Directions:
From the records that follow, copy every line that contains the word "post".

Input records:
::::
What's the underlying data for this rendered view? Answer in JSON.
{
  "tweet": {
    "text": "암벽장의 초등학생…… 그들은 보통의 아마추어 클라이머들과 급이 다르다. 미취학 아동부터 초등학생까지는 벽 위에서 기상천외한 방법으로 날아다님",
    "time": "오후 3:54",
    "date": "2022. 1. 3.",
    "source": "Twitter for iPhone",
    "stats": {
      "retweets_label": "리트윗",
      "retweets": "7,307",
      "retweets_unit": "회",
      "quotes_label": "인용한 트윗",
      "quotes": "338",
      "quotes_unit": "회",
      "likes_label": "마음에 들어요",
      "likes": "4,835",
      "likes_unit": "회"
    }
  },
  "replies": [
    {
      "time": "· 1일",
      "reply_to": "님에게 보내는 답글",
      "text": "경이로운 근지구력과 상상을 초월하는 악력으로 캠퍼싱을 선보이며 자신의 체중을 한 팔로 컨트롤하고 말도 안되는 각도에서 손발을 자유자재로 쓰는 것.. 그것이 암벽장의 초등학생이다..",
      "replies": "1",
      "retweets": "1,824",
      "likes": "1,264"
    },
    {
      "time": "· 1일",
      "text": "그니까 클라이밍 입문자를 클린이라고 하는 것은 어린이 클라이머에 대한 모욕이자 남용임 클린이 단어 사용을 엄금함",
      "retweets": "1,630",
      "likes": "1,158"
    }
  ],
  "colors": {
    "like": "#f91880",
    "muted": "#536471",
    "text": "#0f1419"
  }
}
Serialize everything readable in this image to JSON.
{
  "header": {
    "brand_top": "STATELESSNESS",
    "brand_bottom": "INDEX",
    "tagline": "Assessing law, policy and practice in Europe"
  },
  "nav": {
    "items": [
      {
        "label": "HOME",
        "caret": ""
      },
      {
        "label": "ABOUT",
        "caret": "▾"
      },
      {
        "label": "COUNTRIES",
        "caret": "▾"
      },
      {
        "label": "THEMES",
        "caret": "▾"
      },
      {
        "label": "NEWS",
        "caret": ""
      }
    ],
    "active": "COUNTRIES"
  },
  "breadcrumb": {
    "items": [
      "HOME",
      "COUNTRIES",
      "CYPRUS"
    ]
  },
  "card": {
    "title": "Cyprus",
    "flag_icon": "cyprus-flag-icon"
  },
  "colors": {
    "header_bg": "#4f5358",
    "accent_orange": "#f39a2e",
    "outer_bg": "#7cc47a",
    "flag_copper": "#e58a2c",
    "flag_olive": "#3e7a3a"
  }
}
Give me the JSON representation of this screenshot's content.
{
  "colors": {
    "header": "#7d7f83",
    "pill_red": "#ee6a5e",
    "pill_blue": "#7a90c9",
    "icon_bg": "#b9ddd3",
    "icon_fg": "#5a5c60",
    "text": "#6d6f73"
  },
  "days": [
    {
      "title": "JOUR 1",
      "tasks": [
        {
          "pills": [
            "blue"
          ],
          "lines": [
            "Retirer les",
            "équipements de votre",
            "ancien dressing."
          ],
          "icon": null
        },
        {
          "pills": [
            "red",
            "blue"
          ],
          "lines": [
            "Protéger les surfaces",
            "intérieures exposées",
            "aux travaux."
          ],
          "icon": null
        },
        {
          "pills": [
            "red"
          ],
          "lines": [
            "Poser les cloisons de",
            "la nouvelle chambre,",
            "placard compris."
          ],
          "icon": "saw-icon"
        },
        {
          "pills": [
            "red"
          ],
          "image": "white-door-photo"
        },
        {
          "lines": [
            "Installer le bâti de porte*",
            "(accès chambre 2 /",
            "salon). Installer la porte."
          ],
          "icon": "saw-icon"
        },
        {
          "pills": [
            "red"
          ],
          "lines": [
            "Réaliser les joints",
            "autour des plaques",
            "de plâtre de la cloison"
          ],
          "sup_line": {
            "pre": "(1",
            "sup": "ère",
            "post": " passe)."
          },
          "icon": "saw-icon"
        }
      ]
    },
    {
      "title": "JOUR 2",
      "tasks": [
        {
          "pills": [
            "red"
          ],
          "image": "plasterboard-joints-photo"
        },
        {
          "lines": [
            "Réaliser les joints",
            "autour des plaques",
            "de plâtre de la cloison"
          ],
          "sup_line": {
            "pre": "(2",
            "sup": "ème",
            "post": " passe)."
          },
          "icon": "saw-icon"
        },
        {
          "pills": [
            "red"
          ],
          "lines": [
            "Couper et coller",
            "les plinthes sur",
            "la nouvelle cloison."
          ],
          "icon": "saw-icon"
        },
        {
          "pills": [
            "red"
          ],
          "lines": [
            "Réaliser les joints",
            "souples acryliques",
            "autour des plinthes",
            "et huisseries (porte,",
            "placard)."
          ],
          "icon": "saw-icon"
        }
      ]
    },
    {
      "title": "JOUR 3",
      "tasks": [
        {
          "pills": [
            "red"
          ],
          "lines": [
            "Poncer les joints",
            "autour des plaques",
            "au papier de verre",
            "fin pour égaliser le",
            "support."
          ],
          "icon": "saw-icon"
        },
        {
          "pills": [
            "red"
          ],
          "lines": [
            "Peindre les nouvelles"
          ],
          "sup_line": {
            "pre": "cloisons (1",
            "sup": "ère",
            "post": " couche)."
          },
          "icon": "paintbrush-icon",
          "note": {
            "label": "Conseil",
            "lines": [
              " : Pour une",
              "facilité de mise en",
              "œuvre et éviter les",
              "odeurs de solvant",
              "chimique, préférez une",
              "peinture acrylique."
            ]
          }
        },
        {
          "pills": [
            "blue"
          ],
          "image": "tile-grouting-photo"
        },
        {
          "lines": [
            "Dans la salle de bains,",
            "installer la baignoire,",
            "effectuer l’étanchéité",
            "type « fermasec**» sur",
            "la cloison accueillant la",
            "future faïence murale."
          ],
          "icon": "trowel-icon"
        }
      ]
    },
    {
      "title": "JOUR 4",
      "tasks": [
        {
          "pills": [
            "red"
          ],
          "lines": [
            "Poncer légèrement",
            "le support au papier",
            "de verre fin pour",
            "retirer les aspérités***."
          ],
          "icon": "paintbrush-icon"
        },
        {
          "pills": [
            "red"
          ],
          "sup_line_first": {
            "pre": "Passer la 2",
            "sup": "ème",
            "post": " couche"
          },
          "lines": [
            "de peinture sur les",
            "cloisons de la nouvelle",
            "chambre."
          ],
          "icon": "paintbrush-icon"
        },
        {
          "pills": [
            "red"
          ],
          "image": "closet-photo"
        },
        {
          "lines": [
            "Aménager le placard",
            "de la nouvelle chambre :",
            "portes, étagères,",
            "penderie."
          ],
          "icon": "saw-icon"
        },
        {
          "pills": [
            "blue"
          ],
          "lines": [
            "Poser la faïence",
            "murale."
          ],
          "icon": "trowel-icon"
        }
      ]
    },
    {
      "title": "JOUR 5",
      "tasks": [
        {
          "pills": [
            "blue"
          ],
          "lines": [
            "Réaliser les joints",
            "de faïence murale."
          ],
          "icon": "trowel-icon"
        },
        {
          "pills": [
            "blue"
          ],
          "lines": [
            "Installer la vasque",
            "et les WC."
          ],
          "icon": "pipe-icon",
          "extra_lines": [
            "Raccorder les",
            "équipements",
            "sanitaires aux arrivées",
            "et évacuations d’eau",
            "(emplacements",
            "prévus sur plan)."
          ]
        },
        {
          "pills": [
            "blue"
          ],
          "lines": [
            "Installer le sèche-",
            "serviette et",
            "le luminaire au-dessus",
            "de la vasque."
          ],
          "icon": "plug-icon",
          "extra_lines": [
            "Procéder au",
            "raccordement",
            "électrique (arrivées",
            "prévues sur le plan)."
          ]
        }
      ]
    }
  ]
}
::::
Answer to this task:
            "post": " passe)."
            "post": " passe)."
            "post": " couche)."
            "post": " couche"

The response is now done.